Kalmar starts to take shape when Partek Corporation acquires Sisu, which focused on container handling, heavy-lift trucks and terminal tractors. In the same year, Partek acquired a major shareholding in the container handling equipment producer Kalmar Industries Ltd, combining it with Sisu Terminal Systems. Kalmar Industries had been listed on the Swedish Stock Exchange since 1994.

2000


Kalmar Industries becomes wholly owned by Partek Corporation and is delisted.

2001


Kalmar strengthened through acquisitions of Dutch STS crane and straddle-carrier manufacturer Nelcon and maintenance company Groot-Hensen.

2005


Cargotec Corporation formed when KONE Corporation demerges into Cargotec and KONE to be delisted. Cargotec comprises the Hiab, Kalmar and MacGregor businesses.

First fully automated straddle carrier terminal using Kalmar equipment opened by Patrick – part of Asciano – in Brisbane, Australia.

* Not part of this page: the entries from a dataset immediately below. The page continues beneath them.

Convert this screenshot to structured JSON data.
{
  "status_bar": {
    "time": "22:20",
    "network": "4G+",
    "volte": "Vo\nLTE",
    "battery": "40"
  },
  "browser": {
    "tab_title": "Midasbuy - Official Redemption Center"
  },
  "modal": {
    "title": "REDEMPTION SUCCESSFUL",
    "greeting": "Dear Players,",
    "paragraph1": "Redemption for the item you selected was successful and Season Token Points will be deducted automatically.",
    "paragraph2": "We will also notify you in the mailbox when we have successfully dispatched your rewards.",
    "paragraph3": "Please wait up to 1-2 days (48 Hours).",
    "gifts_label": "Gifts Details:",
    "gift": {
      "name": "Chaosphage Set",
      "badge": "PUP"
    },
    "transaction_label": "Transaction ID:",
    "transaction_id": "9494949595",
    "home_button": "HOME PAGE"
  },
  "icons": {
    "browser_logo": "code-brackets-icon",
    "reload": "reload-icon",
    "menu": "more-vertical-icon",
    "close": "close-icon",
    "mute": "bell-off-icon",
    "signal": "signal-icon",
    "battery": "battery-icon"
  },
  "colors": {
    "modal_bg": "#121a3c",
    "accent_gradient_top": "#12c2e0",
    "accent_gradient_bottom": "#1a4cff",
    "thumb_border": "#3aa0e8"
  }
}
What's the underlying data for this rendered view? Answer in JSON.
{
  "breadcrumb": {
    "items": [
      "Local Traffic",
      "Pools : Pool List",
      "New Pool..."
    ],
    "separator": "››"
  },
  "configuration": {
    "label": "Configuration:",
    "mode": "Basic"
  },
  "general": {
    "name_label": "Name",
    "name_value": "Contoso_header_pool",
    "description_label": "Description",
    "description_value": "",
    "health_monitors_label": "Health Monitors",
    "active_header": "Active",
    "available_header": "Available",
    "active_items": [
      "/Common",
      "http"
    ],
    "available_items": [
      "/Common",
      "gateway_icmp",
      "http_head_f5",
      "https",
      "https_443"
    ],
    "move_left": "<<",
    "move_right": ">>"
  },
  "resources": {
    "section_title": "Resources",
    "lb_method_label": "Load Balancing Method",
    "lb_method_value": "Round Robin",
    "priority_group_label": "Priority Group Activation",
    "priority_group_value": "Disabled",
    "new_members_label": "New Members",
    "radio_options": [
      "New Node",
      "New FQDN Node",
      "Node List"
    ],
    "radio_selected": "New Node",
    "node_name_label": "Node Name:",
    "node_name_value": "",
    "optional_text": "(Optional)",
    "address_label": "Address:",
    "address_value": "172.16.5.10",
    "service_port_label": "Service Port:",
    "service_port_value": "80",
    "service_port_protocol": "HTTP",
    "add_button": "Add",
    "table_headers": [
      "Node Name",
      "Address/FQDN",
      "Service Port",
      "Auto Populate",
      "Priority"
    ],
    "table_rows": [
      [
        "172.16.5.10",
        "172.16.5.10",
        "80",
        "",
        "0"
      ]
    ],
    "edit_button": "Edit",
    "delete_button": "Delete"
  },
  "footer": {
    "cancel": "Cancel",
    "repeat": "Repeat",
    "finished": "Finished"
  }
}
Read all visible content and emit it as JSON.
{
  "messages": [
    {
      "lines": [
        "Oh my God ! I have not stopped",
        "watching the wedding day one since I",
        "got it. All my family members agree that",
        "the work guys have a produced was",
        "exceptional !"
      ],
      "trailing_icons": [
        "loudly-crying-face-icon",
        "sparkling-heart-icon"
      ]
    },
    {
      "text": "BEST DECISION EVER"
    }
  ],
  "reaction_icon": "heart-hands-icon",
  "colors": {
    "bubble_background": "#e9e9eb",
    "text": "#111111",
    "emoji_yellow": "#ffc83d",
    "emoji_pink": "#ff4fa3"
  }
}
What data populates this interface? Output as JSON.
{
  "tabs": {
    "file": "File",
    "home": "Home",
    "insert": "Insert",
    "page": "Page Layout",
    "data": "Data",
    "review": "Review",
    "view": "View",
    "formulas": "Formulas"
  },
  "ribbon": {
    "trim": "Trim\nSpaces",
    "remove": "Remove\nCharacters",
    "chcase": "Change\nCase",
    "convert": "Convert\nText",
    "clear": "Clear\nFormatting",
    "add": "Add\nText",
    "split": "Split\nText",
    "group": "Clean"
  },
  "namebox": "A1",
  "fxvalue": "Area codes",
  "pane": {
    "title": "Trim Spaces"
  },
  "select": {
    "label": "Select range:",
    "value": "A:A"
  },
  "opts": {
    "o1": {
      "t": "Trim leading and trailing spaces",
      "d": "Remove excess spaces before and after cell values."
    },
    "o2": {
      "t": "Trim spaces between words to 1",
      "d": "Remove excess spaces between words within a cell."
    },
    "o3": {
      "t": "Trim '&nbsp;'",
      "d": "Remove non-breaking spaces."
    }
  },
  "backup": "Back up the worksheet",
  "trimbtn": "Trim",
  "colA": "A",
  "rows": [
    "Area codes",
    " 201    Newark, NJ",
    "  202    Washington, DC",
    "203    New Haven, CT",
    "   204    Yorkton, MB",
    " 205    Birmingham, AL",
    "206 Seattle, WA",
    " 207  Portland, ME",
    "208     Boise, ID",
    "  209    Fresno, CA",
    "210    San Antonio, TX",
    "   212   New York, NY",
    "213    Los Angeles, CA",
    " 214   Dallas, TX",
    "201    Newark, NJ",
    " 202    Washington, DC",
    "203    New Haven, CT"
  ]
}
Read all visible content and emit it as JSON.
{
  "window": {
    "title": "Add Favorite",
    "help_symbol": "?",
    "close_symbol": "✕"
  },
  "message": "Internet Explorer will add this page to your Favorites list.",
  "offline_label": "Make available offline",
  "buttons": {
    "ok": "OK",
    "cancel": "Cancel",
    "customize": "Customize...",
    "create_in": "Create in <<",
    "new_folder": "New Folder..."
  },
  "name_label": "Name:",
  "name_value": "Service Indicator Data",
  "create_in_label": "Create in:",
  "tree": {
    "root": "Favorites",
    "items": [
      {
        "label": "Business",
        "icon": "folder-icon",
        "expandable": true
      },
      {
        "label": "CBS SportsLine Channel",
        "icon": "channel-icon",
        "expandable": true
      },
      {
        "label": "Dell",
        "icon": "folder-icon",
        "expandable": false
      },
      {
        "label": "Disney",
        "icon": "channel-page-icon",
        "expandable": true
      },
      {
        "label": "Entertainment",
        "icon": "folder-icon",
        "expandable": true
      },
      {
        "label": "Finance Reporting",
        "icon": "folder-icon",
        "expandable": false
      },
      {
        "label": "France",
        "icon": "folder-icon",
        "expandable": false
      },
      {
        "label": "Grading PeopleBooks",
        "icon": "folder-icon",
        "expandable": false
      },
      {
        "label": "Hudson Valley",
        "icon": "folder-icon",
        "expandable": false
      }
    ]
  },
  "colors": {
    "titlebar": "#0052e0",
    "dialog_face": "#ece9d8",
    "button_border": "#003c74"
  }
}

2006


Kalmar cooperates with HHLA in Hamburg, Germany to automate Container Terminal Burchardkai.

2008


Kalmar AutoShuttleTM launched for automated picking, placing and transporting of containers between STS and stacking cranes.

Kalmar electric forklift (5–9 ton) and first-generation hybrid-drive straddle carrier introduced.

2010


State-of-the-art multi-assembly unit opens in Stargard Szczeciński, Poland.

2011


US-based terminal operating systems provider Navis acquired, strengthening Kalmar’s position as the industry forerunner in terminal automation.

Kalmar Ottawa manufactures its 50,000th terminal tractor.

Kalmar launches the EGO cabin for mobile equipment to enhance ergonomics and safety.

2012


Rainbow-Cargotec Industries Co. Ltd (RCI), a joint venture established in China, becomes operational. RCI manufactures Kalmar RTG and STS cranes.

Together with the AutoStrad™ trademark, automation technology related to straddle carriers is transferred from Asciano to Kalmar.

Kalmar SmartPort portfolio introduced, featuring process and equipment automation solutions for terminals.

New technology and competence centre opened in Tampere, focusing on the development of energy-efficient, safe and intelligent machinery and automation solutions.

APM Terminals orders world’s largest quay cranes for the Maasvlakte II terminal expansion project in Rotterdam, to serve modern supersized container vessels.

2013


Cargotec launches new operating model, in which our business and products are called Kalmar. Other independent business areas in the group are Hiab and MacGregor.
Siwertell bulk handling business transferred from MacGregor to Kalmar.
5,000th Kalmar straddle carrier – an electric AutoStradTM – rolls off the assembly line.
Kalmar Gloria, the fifth generation of reachstackers, launched.
Kalmar Care modular service contracts launched.
New-generation Kalmar hybrid straddle and shuttle carriers launched.

2014


The new-generation terminal tractor, Kalmar Ottawa T2, launched in North America.


DP World’s London Gateway terminal in the United Kingdom and Brisbane terminal in Australia opened, featuring Kalmar automated stacking cranes, manned shuttle carriers and the Navis terminal operating system.

The world's biggest industrial reachstacker, Super Gloria, makes a record lift of 103 tons